- Amazon on Tuesday became the second US company to reach a $1 trillion valuation, after Apple hit the milestone last month.
- Amazon’s stock gained 2% to hit the magic number of $2,050.27 per share on Tuesday.
- Follow Amazon’s stock price in real time here.
It’s official: Amazon is the second US company to achieve a valuation of more than $1 trillion.
Shares of the e-commerce giant gained about 2% in trading on Tuesday to hit an all-time high of $2,050.27. Multiplied by the number of shares outstanding (487,741,189), that puts the company’s book value just over the same symbolic milestone that Apple hit less than one month ago.
One trillion is a difficult number to imagine, regardless of what’s being counted, and even less so when it’s the value of a 24-year-old company with a plethora of business units in addition to its core retail focus. For context, the entire US stock market — the sum of all publicly traded American companies, including Amazon — hit $30 trillion in January.
Even more telling is Amazon’s size when compared with the entire national stock markets of other countries. Its book value is greater than that of every stock market in all but 13 countries — even greater than those of Taiwan, Spain, and Italy — according to figures from the CIA’s World Factbook (though several estimates are from 2015 or earlier).
For fiscal 2017, Amazon and its 560,000 employees around the world reported total sales of $177.87 billion, netting it an adjusted profit of $6.15 per share, according to the company’s annual report.

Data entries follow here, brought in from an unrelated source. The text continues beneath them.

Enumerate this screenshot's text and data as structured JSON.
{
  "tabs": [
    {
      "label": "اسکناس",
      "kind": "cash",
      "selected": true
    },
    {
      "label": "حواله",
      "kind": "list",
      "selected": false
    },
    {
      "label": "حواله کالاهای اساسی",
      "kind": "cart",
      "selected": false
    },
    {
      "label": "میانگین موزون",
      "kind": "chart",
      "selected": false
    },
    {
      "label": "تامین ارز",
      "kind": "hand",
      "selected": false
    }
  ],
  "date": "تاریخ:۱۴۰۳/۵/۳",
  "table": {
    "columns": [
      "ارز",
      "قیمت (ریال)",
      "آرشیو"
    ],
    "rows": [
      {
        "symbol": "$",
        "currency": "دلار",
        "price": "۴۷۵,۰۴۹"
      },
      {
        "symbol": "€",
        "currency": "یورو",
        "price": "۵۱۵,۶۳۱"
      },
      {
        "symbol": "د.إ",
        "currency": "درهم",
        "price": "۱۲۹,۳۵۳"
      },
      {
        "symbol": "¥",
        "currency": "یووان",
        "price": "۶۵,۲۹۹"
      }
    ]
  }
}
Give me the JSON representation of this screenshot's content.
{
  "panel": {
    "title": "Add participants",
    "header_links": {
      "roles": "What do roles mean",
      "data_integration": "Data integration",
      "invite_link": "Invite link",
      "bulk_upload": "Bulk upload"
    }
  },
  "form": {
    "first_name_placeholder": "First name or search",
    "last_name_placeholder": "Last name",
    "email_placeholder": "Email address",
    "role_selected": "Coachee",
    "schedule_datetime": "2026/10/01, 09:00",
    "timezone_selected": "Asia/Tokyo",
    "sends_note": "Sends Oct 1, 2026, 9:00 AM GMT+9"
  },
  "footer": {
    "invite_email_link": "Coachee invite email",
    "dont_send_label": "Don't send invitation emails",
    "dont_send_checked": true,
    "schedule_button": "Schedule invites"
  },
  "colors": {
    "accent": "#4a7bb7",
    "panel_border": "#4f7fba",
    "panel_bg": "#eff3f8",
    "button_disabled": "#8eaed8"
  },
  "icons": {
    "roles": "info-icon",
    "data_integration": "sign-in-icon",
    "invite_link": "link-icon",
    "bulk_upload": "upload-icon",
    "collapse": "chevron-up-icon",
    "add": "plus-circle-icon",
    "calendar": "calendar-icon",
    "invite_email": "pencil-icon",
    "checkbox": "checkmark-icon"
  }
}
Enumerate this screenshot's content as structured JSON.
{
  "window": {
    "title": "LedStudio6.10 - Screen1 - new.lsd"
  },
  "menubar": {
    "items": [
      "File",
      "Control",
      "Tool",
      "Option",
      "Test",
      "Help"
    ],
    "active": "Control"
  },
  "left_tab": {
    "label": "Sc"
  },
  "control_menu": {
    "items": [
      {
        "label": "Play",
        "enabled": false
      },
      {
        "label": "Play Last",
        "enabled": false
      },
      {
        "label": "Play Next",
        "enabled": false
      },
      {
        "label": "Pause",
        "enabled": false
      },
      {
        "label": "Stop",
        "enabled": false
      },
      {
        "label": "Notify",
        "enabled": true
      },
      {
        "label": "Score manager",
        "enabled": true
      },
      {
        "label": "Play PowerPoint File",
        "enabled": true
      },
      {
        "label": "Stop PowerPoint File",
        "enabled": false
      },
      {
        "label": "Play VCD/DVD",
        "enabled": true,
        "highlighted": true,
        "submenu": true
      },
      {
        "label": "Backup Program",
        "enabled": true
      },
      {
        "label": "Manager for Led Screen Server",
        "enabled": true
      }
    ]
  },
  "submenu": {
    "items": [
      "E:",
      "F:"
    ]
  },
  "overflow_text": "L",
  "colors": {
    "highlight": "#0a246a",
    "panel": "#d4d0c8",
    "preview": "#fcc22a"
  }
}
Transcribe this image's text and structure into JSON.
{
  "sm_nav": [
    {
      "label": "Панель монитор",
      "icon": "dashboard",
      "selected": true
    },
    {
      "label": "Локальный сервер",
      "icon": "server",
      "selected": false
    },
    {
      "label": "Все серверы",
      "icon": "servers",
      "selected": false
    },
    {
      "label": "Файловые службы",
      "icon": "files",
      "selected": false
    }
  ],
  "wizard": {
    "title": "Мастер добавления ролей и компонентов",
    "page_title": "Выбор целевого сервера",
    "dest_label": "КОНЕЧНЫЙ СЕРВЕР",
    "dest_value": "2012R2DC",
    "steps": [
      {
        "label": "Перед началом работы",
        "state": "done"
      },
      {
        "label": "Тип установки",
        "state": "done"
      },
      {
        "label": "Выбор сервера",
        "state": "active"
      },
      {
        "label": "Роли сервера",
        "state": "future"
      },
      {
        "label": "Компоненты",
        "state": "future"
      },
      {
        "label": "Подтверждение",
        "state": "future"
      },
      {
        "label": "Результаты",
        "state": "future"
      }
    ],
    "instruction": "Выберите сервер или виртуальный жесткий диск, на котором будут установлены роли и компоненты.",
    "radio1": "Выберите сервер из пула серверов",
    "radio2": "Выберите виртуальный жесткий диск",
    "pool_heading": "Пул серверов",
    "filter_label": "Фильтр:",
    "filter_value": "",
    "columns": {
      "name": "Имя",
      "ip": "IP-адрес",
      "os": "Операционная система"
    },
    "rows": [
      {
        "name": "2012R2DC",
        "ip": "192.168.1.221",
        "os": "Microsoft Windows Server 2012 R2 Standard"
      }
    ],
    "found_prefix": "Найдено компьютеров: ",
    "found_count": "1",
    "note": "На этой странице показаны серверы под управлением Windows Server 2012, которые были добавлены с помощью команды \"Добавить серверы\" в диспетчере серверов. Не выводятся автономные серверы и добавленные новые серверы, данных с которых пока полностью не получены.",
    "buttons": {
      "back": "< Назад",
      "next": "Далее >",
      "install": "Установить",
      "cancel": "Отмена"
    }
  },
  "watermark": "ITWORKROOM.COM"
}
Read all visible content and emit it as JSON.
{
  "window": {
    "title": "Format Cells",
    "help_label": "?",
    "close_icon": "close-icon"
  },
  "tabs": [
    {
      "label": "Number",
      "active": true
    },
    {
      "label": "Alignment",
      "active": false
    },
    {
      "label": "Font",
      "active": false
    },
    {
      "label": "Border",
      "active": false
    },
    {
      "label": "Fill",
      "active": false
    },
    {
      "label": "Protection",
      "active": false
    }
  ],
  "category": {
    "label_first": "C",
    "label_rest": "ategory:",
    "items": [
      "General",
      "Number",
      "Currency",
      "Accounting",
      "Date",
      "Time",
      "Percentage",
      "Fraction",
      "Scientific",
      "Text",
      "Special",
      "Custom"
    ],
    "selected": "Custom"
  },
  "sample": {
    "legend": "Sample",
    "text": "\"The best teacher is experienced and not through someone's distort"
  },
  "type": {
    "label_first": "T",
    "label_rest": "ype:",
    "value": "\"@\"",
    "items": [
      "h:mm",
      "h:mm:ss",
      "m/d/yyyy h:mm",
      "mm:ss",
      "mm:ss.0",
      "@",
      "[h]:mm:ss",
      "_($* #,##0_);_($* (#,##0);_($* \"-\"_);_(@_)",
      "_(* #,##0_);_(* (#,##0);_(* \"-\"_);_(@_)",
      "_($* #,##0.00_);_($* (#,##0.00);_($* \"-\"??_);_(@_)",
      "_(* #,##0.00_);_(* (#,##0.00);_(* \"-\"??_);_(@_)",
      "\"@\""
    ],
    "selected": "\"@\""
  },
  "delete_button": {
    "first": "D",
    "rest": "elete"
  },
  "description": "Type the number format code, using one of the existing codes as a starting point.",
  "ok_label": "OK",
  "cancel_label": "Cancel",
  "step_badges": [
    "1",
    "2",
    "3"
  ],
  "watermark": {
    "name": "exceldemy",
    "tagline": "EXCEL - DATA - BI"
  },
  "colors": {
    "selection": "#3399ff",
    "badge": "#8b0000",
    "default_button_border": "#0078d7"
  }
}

But of that massive revenue, retail is slowly beginning to take a back seat to other higher-margin services. For instance, Amazon Web Services, a unit that provides hosting and cloud computing for other businesses, brought in $20 billion in revenue in 2017.
Here’s the breakdown of how Morgan Stanley — one of the stock’s most bullish sell-side shops — sees Amazon’s five main units in terms of value.
Morgan Stanley; Business Insider
Note that Morgan Stanley’s theoretical breakdown assumes a stock price of $2,500 — higher than Amazon’s price on Tuesday — which would give it a slightly higher market value of $1.32 trillion.
Amazon’s astronomical growth from a small Seattle bookseller into one of the world’s biggest companies has made its founder and chief executive, Jeff Bezos, easily the richest person in the world; as of Tuesday, the 54-year-old was worth more than $166 billion, according to Bloomberg’s billionaires index.
Bezos’ riches have largely come through his ownership of 16.3% of Amazon’s outstanding stock. Bezos brought home an annual salary of $81,840 in 2017, according to regulatory filings.
“This year marks the 20th anniversary of our first shareholder letter, and our core values and approach remain unchanged,” Bezos said in his 2017 letter to shareholders in March.
He added: “We continue to aspire to be Earth’s most customer-centric company, and we recognize this to be no small or easy challenge. We know there is much we can do better, and we find tremendous energy in the many challenges and opportunities that lie ahead.”